Resolving to eat some Yellow Pea SoupIt’s clear the time for resolutions is here. As I lay on the couch recovering from the stomach flu just a couple of days after Christmas, I saw advertising for Jenny Craig, the South Beach diet and Weight Watchers within minutes of turning on the television. Puffy people carrying extra pounds from holiday indulgences are just the audience they target. For many, new year’s resolutions involve health and fitness.
It’s clear the time for resolutions is here. As I lay on the couch recovering from the stomach flu just a couple of days after Christmas, I saw advertising for Jenny Craig, the South Beach diet and Weight Watchers within minutes of turning on the television. Puffy people carrying extra pounds from holiday indulgences are just the audience they target. For many, new year’s resolutions involve health and fitness.
I’ve been hearing a lot about GOMBS from my health-conscious friends. Dr. Joel Fuhrman MD, a board-certified family physician, New York Times best-selling author and widely published nutritional researcher, suggests eating plenty of nutrient-rich greens, onions, mushrooms, beans and berries, and seeds (GOMBS). Fuhrman believes these super foods are the most powerful disease-fighting foods on the planet.
In an effort to begin the New Year with a simple focus on GOMBS for good health, I pulled a bag of whole dried yellow peas from my pantry. I purchased the bag more than a year ago when my neighbors returned from their winter in Texas with a new way to lower cholesterol. A nurse friend of theirs from Canada was excited about the fact that popping three whole dried peas a day could help balance cholesterol levels. Of course, I bought a bag. I never did open it, though. My neighbor took the hard peas with her vitamins each morning for months. After a visit to her doctor, she discovered her cholesterol hadn’t changed a bit. He told her there is no research that supports this three-peas-a-day method.
Dried peas, like other legumes, are rich in soluble fiber.
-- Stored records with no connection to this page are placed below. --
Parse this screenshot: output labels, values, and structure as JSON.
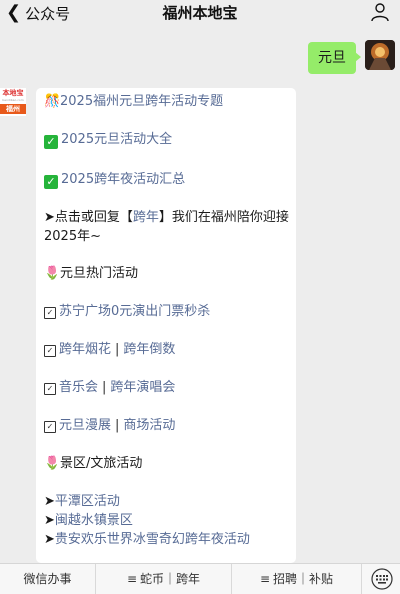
{
  "header": {
    "back_label": "公众号",
    "title": "福州本地宝"
  },
  "user_message": "元旦",
  "bot_avatar": {
    "logo_top": "本地宝",
    "logo_mid": "bendibao.com",
    "logo_bottom": "福州"
  },
  "article": {
    "line1": {
      "icon": "🎊",
      "text": "2025福州元旦跨年活动专题"
    },
    "line2": {
      "text": "2025元旦活动大全"
    },
    "line3": {
      "text": "2025跨年夜活动汇总"
    },
    "reply": {
      "prefix": "➤点击或回复【",
      "keyword": "跨年",
      "suffix": "】我们在福州陪你迎接2025年~"
    },
    "section1": {
      "icon": "🌷",
      "title": "元旦热门活动"
    },
    "row1": {
      "a": "苏宁广场0元演出门票秒杀"
    },
    "row2": {
      "a": "跨年烟花",
      "sep": "|",
      "b": "跨年倒数"
    },
    "row3": {
      "a": "音乐会",
      "sep": "|",
      "b": "跨年演唱会"
    },
    "row4": {
      "a": "元旦漫展",
      "sep": "|",
      "b": "商场活动"
    },
    "section2": {
      "icon": "🌷",
      "title": "景区/文旅活动"
    },
    "arrow_prefix": "➤",
    "scenic1": "平潭区活动",
    "scenic2": "闽越水镇景区",
    "scenic3": "贵安欢乐世界冰雪奇幻跨年夜活动"
  },
  "bottom_menu": {
    "item1": "微信办事",
    "item2": "蛇币｜跨年",
    "item3": "招聘｜补贴"
  }
}
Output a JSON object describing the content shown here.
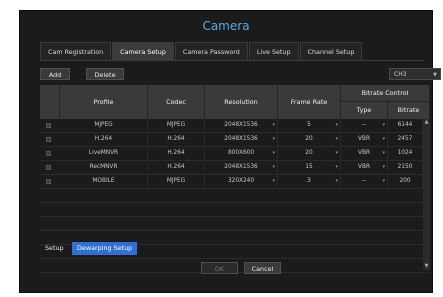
{
  "dialog": {
    "title": "Camera",
    "tabs": [
      {
        "label": "Cam Registration"
      },
      {
        "label": "Camera Setup"
      },
      {
        "label": "Camera Password"
      },
      {
        "label": "Live Setup"
      },
      {
        "label": "Channel Setup"
      }
    ],
    "active_tab": "Camera Setup",
    "toolbar": {
      "add_label": "Add",
      "delete_label": "Delete",
      "channel_value": "CH3"
    },
    "table": {
      "headers": {
        "profile": "Profile",
        "codec": "Codec",
        "resolution": "Resolution",
        "frame_rate": "Frame Rate",
        "bitrate_control": "Bitrate Control",
        "type": "Type",
        "bitrate": "Bitrate"
      },
      "rows": [
        {
          "profile": "MJPEG",
          "codec": "MJPEG",
          "resolution": "2048X1536",
          "frame_rate": "5",
          "type": "--",
          "bitrate": "6144"
        },
        {
          "profile": "H.264",
          "codec": "H.264",
          "resolution": "2048X1536",
          "frame_rate": "20",
          "type": "VBR",
          "bitrate": "2457"
        },
        {
          "profile": "LiveMNVR",
          "codec": "H.264",
          "resolution": "800X600",
          "frame_rate": "20",
          "type": "VBR",
          "bitrate": "1024"
        },
        {
          "profile": "RecMNVR",
          "codec": "H.264",
          "resolution": "2048X1536",
          "frame_rate": "15",
          "type": "VBR",
          "bitrate": "2150"
        },
        {
          "profile": "MOBILE",
          "codec": "MJPEG",
          "resolution": "320X240",
          "frame_rate": "3",
          "type": "--",
          "bitrate": "200"
        }
      ],
      "empty_rows": 6
    },
    "bottom_tabs": [
      {
        "label": "Setup"
      },
      {
        "label": "Dewarping Setup"
      }
    ],
    "footer": {
      "ok_label": "OK",
      "cancel_label": "Cancel"
    },
    "colors": {
      "title": "#5aa9e6",
      "dewarping_tab": "#2f6fd6",
      "background": "#1b1b1b"
    }
  }
}
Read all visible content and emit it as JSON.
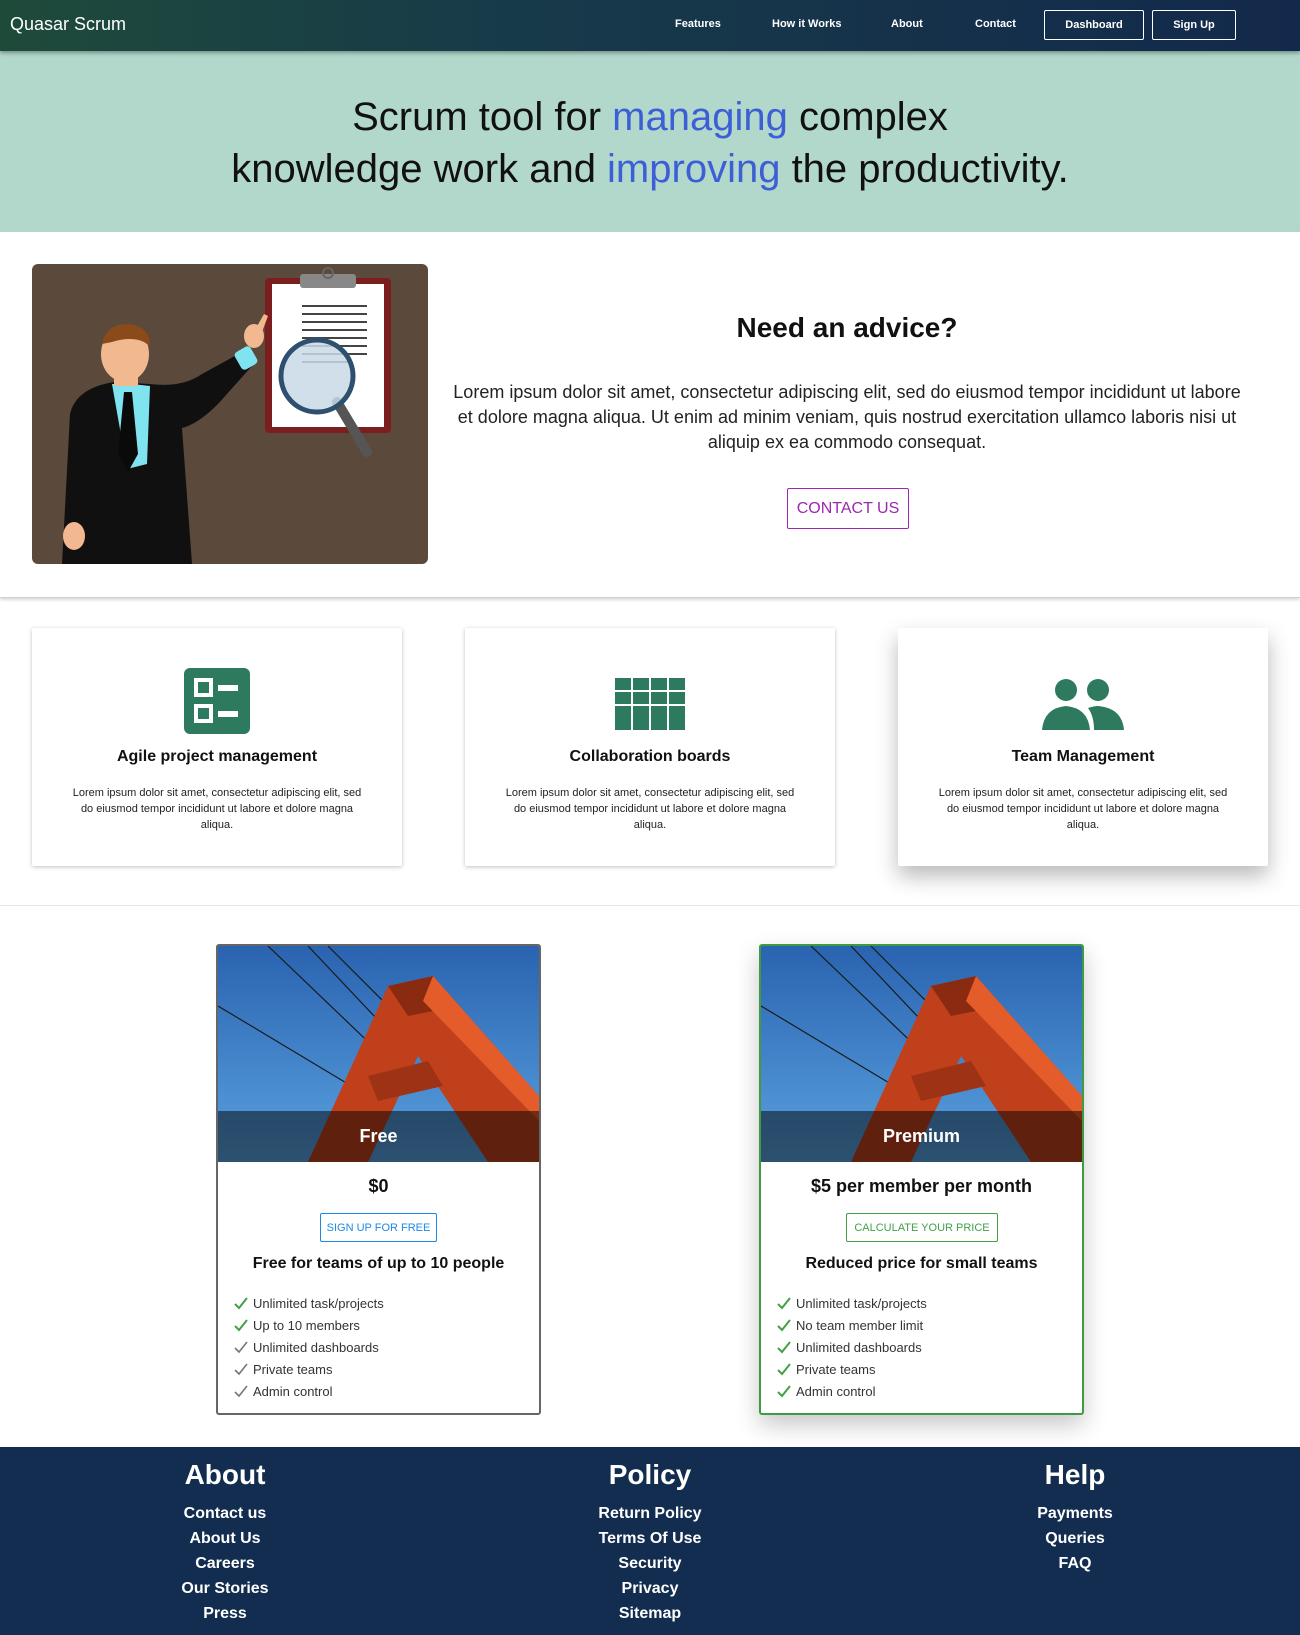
{
  "header": {
    "brand": "Quasar Scrum",
    "nav": [
      "Features",
      "How it Works",
      "About",
      "Contact"
    ],
    "dashboard_label": "Dashboard",
    "signup_label": "Sign Up"
  },
  "hero": {
    "line1_a": "Scrum tool for ",
    "line1_hl": "managing",
    "line1_b": " complex",
    "line2_a": "knowledge work and ",
    "line2_hl": "improving",
    "line2_b": " the productivity.",
    "highlight_color": "#3d5fd6"
  },
  "advice": {
    "title": "Need an advice?",
    "text": "Lorem ipsum dolor sit amet, consectetur adipiscing elit, sed do eiusmod tempor incididunt ut labore et dolore magna aliqua. Ut enim ad minim veniam, quis nostrud exercitation ullamco laboris nisi ut aliquip ex ea commodo consequat.",
    "button_label": "CONTACT US",
    "button_color": "#9c27b0"
  },
  "features": [
    {
      "icon": "checklist-icon",
      "title": "Agile project management",
      "text": "Lorem ipsum dolor sit amet, consectetur adipiscing elit, sed do eiusmod tempor incididunt ut labore et dolore magna aliqua."
    },
    {
      "icon": "grid-icon",
      "title": "Collaboration boards",
      "text": "Lorem ipsum dolor sit amet, consectetur adipiscing elit, sed do eiusmod tempor incididunt ut labore et dolore magna aliqua."
    },
    {
      "icon": "people-icon",
      "title": "Team Management",
      "text": "Lorem ipsum dolor sit amet, consectetur adipiscing elit, sed do eiusmod tempor incididunt ut labore et dolore magna aliqua."
    }
  ],
  "feature_icon_color": "#2e7a5e",
  "pricing": [
    {
      "name": "Free",
      "price": "$0",
      "button_label": "SIGN UP FOR FREE",
      "button_color": "#1e88e5",
      "lead": "Free for teams of up to 10 people",
      "items": [
        "Unlimited task/projects",
        "Up to 10 members",
        "Unlimited dashboards",
        "Private teams",
        "Admin control"
      ]
    },
    {
      "name": "Premium",
      "price": "$5 per member per month",
      "button_label": "CALCULATE YOUR PRICE",
      "button_color": "#43a047",
      "lead": "Reduced price for small teams",
      "items": [
        "Unlimited task/projects",
        "No team member limit",
        "Unlimited dashboards",
        "Private teams",
        "Admin control"
      ]
    }
  ],
  "footer": {
    "columns": [
      {
        "title": "About",
        "links": [
          "Contact us",
          "About Us",
          "Careers",
          "Our Stories",
          "Press"
        ]
      },
      {
        "title": "Policy",
        "links": [
          "Return Policy",
          "Terms Of Use",
          "Security",
          "Privacy",
          "Sitemap"
        ]
      },
      {
        "title": "Help",
        "links": [
          "Payments",
          "Queries",
          "FAQ"
        ]
      }
    ]
  }
}
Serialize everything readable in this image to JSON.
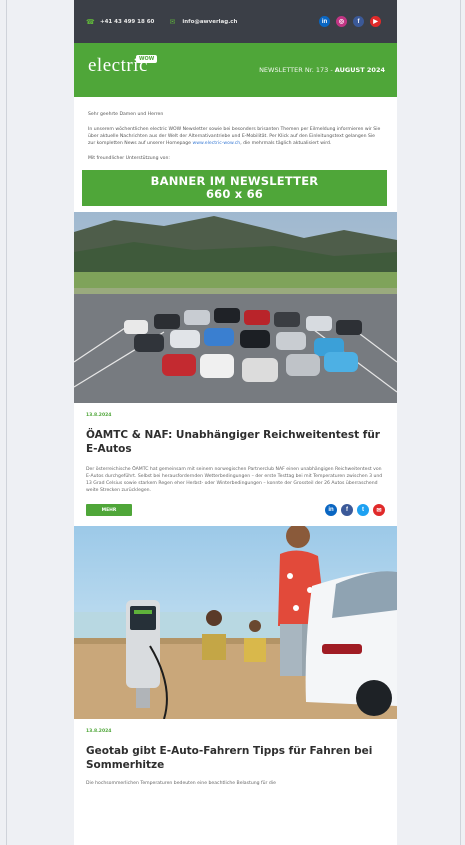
{
  "topbar": {
    "phone": "+41 43 499 18 60",
    "email": "info@awverlag.ch",
    "socials": [
      {
        "icon": "linkedin-icon",
        "label": "in",
        "color": "#0a66c2"
      },
      {
        "icon": "instagram-icon",
        "label": "◎",
        "color": "#c13584"
      },
      {
        "icon": "facebook-icon",
        "label": "f",
        "color": "#3b5998"
      },
      {
        "icon": "youtube-icon",
        "label": "▶",
        "color": "#e02a2a"
      }
    ]
  },
  "header": {
    "logo": "electric",
    "logo_badge": "WOW",
    "issue_prefix": "NEWSLETTER Nr. 173 - ",
    "issue_month": "AUGUST 2024"
  },
  "intro": {
    "greeting": "Sehr geehrte Damen und Herren",
    "text_before_link": "In unserem wöchentlichen electric WOW Newsletter sowie bei besonders brisanten Themen per Eilmeldung informieren wir Sie über aktuelle Nachrichten aus der Welt der Alternativantriebe und E-Mobilität. Per Klick auf den Einleitungstext gelangen Sie zur kompletten News auf unserer Homepage ",
    "link": "www.electric-wow.ch",
    "text_after_link": ", die mehrmals täglich aktualisiert wird.",
    "sponsor": "Mit freundlicher Unterstützung von:"
  },
  "banner": {
    "line1": "BANNER IM NEWSLETTER",
    "line2": "660 x 66"
  },
  "article1": {
    "date": "13.8.2024",
    "title": "ÖAMTC & NAF: Unabhängiger Reichweitentest für E-Autos",
    "body": "Der österreichische ÖAMTC hat gemeinsam mit seinem norwegischen Partnerclub NAF einen unabhängigen Reichweitentest von E-Autos durchgeführt. Selbst bei herausfordernden Wetterbedingungen – der erste Testtag bei mit Temperaturen zwischen 3 und 13 Grad Celsius sowie starkem Regen eher Herbst- oder Winterbedingungen – konnte der Grossteil der 26 Autos überraschend weite Strecken zurücklegen.",
    "more": "MEHR",
    "share": [
      {
        "icon": "linkedin-icon",
        "label": "in",
        "color": "#0a66c2"
      },
      {
        "icon": "facebook-icon",
        "label": "f",
        "color": "#3b5998"
      },
      {
        "icon": "twitter-icon",
        "label": "t",
        "color": "#1da1f2"
      },
      {
        "icon": "mail-icon",
        "label": "✉",
        "color": "#e02a2a"
      }
    ]
  },
  "article2": {
    "date": "13.8.2024",
    "title": "Geotab gibt E-Auto-Fahrern Tipps für Fahren bei Sommerhitze",
    "body": "Die hochsommerlichen Temperaturen bedeuten eine beachtliche Belastung für die"
  }
}
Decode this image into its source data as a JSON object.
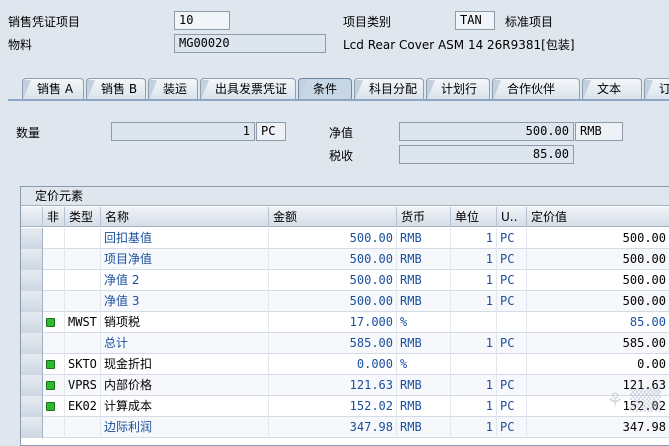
{
  "header": {
    "sales_doc_item_label": "销售凭证项目",
    "sales_doc_item_value": "10",
    "material_label": "物料",
    "material_value": "MG00020",
    "item_category_label": "项目类别",
    "item_category_value": "TAN",
    "item_category_desc": "标准项目",
    "material_desc": "Lcd Rear Cover ASM 14 26R9381[包装]"
  },
  "tabs": [
    {
      "label": "销售 A"
    },
    {
      "label": "销售 B"
    },
    {
      "label": "装运"
    },
    {
      "label": "出具发票凭证"
    },
    {
      "label": "条件"
    },
    {
      "label": "科目分配"
    },
    {
      "label": "计划行"
    },
    {
      "label": "合作伙伴"
    },
    {
      "label": "文本"
    },
    {
      "label": "订单"
    }
  ],
  "active_tab": "条件",
  "summary": {
    "quantity_label": "数量",
    "quantity_value": "1",
    "quantity_unit": "PC",
    "net_value_label": "净值",
    "net_value": "500.00",
    "net_value_currency": "RMB",
    "tax_label": "税收",
    "tax_value": "85.00"
  },
  "pricing": {
    "title": "定价元素",
    "columns": [
      "非",
      "类型",
      "名称",
      "金额",
      "货币",
      "单位",
      "U..",
      "定价值"
    ],
    "rows": [
      {
        "led": false,
        "type": "",
        "name": "回扣基值",
        "amount": "500.00",
        "currency": "RMB",
        "per": "1",
        "uom": "PC",
        "value": "500.00",
        "name_blue": true,
        "value_blue": false
      },
      {
        "led": false,
        "type": "",
        "name": "项目净值",
        "amount": "500.00",
        "currency": "RMB",
        "per": "1",
        "uom": "PC",
        "value": "500.00",
        "name_blue": true,
        "value_blue": false
      },
      {
        "led": false,
        "type": "",
        "name": "净值 2",
        "amount": "500.00",
        "currency": "RMB",
        "per": "1",
        "uom": "PC",
        "value": "500.00",
        "name_blue": true,
        "value_blue": false
      },
      {
        "led": false,
        "type": "",
        "name": "净值 3",
        "amount": "500.00",
        "currency": "RMB",
        "per": "1",
        "uom": "PC",
        "value": "500.00",
        "name_blue": true,
        "value_blue": false
      },
      {
        "led": true,
        "type": "MWST",
        "name": "销项税",
        "amount": "17.000",
        "currency": "%",
        "per": "",
        "uom": "",
        "value": "85.00",
        "name_blue": false,
        "value_blue": true
      },
      {
        "led": false,
        "type": "",
        "name": "总计",
        "amount": "585.00",
        "currency": "RMB",
        "per": "1",
        "uom": "PC",
        "value": "585.00",
        "name_blue": true,
        "value_blue": false
      },
      {
        "led": true,
        "type": "SKTO",
        "name": "现金折扣",
        "amount": "0.000",
        "currency": "%",
        "per": "",
        "uom": "",
        "value": "0.00",
        "name_blue": false,
        "value_blue": false
      },
      {
        "led": true,
        "type": "VPRS",
        "name": "内部价格",
        "amount": "121.63",
        "currency": "RMB",
        "per": "1",
        "uom": "PC",
        "value": "121.63",
        "name_blue": false,
        "value_blue": false
      },
      {
        "led": true,
        "type": "EK02",
        "name": "计算成本",
        "amount": "152.02",
        "currency": "RMB",
        "per": "1",
        "uom": "PC",
        "value": "152.02",
        "name_blue": false,
        "value_blue": false
      },
      {
        "led": false,
        "type": "",
        "name": "边际利润",
        "amount": "347.98",
        "currency": "RMB",
        "per": "1",
        "uom": "PC",
        "value": "347.98",
        "name_blue": true,
        "value_blue": false
      }
    ]
  },
  "colors": {
    "background": "#dfe6ee",
    "field": "#dde5ee",
    "blue_text": "#1a4f9c",
    "led_green": "#2dbb2d"
  },
  "icons": {
    "condition_status": "green-square-icon"
  }
}
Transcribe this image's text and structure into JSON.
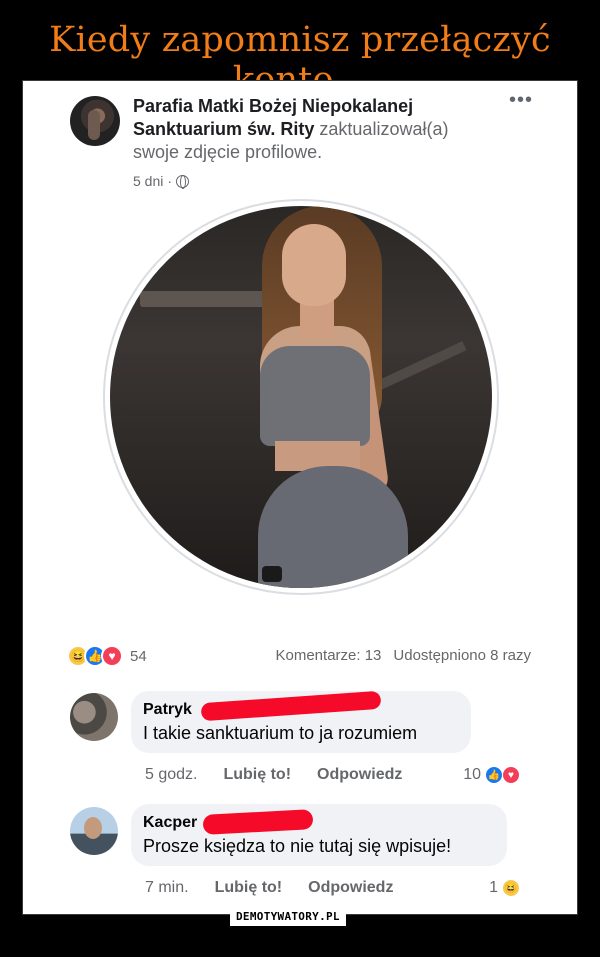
{
  "meme": {
    "title": "Kiedy zapomnisz przełączyć konto...",
    "watermark": "DEMOTYWATORY.PL",
    "title_color": "#f07d17"
  },
  "post": {
    "author": "Parafia  Matki Bożej Niepokalanej Sanktuarium św. Rity",
    "action": "zaktualizował(a) swoje zdjęcie profilowe.",
    "time": "5 dni",
    "separator": "·",
    "privacy_icon": "globe-icon",
    "more_icon": "•••",
    "reactions_count": "54",
    "reaction_icons": [
      "haha-icon",
      "like-icon",
      "love-icon"
    ],
    "comments_count": "Komentarze: 13",
    "shares_count": "Udostępniono 8 razy"
  },
  "comments": [
    {
      "name": "Patryk",
      "text": "I takie sanktuarium to ja rozumiem",
      "time": "5 godz.",
      "like_label": "Lubię to!",
      "reply_label": "Odpowiedz",
      "reactions_count": "10",
      "reaction_icons": [
        "like-icon",
        "love-icon"
      ]
    },
    {
      "name": "Kacper",
      "text": "Prosze księdza to nie tutaj się wpisuje!",
      "time": "7 min.",
      "like_label": "Lubię to!",
      "reply_label": "Odpowiedz",
      "reactions_count": "1",
      "reaction_icons": [
        "haha-icon"
      ]
    }
  ],
  "colors": {
    "like_blue": "#1877f2",
    "love_red": "#f33e58",
    "haha_yellow": "#f7c94a",
    "redaction": "#f50a2a"
  }
}
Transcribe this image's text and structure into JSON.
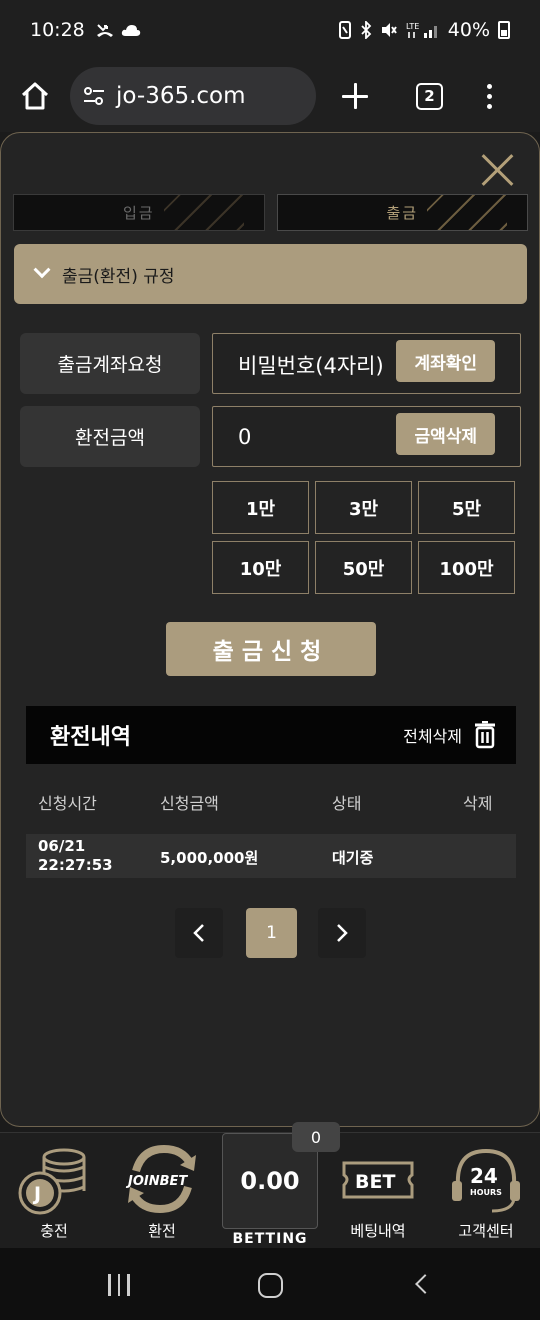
{
  "status_bar": {
    "time": "10:28",
    "battery_text": "40%"
  },
  "browser": {
    "url": "jo-365.com",
    "tab_count": "2"
  },
  "modal": {
    "tabs": [
      {
        "label": "입금",
        "active": false
      },
      {
        "label": "출금",
        "active": true
      }
    ],
    "rules_label": "출금(환전) 규정",
    "account_label": "출금계좌요청",
    "password_value": "비밀번호(4자리)",
    "check_account_button": "계좌확인",
    "amount_label": "환전금액",
    "amount_value": "0",
    "clear_amount_button": "금액삭제",
    "quick_amounts": [
      "1만",
      "3만",
      "5만",
      "10만",
      "50만",
      "100만"
    ],
    "submit_button": "출금신청"
  },
  "history": {
    "title": "환전내역",
    "delete_all": "전체삭제",
    "columns": [
      "신청시간",
      "신청금액",
      "상태",
      "삭제"
    ],
    "rows": [
      {
        "date": "06/21",
        "time": "22:27:53",
        "amount": "5,000,000원",
        "status": "대기중",
        "delete": ""
      }
    ],
    "pagination": {
      "current": "1"
    }
  },
  "bottom_nav": {
    "items": [
      "충전",
      "환전",
      "베팅내역",
      "고객센터"
    ],
    "joinbet_text": "JOINBET",
    "bet_badge_text": "BET",
    "hours_top": "24",
    "hours_bottom": "HOURS",
    "bet_amount": "0.00",
    "bet_count": "0",
    "betting_label": "BETTING"
  },
  "colors": {
    "accent": "#ab9c7e",
    "background": "#242424"
  }
}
Soluble fiber forms a gel-like substance in the digestive tract that binds bile (which contains cholesterol) and carries it out of the body. I decided to cook the bag of yellow peas in soup with lots of onions.
Whole peas need to be soaked overnight before cooking, unlike split peas which can be cooked without a soak. With the overnight bath, it still took the peas a couple of hours to split and become tender to the bite.
Once the soup has cooked, it can be thickened by pureeing half of it in a food processor or blender. I prefer some soups to be thick, rich and satisfying. If you like a thinner soup, skip the pureeing process or add more liquid.
Yellow Pea Soup is a great way to get some of the GOMBS. As the New Year begins, I’ve decided to continue to eat all foods in moderation. I learned many years ago that depriving myself of certain foods to lose weight or stay healthy only brings defeat. I’ll say no to processed foods, artificial ingredients and foods that have an ingredient list a mile long. I’ll focus on whole, real foods as my daily diet. I definitely prefer quality over quantity in the foods I choose. So although you many think some of my recipes use too much butter to be “healthful,” I find that a small serving is very satisfying. Portion control is key when eating for good health.
May your new year be filled with good food and good health, well-balanced portions and plenty of GOMBS.
Yellow Pea Soup
1 pound dried whole yellow peas
6 slices bacon, chopped
2 cups chopped onion
1 cup diced carrots
1/2 cup diced celery
2 cloves garlic
1 dried bay leaf
1/2 teaspoon salt
6 cups vegetable or chicken broth
2 cups water
1/4 teaspoon dried rosemary
1/4 teaspoon dried sage
Black pepper and salt, to taste
Pour peas into a sieve to pick over and rinse thoroughly. Put rinsed peas in a large glass bowl and soak overnight in 5 cups of water or enough to cover the dried peas by about 2 inches.
Drain peas. Fry bacon in a soup pot until crisp. With a slotted spoon, transfer bacon to a paper towel-lined plate. Set aside to use as a garnish for the soup.
Add onions, carrots and celery to hot bacon fat in pot. Sauté until tender. Thread bay leaf onto a toothpick between 2 cloves of garlic. Add to pot with salt, broth and water. Cover and simmer 1 1/2 to 2 hours or until shells of peas split. Discard bay leaf. Put garlic into blender or food processor with half of the soup. Puree and return to pot. Taste for seasoning, adding salt and pepper to preference. Crumble reserved bacon and sprinkle over each serving. Makes 8 servings.
Tips from the cook
--If using split peas rather than whole peas, soaking before cooking is not necessary. The soup will taste the same, but it will be thicker as the split peas break down during cooking. You may not need to puree half of the soup to thicken it.
--If you prefer thinner soup, just add more broth or water.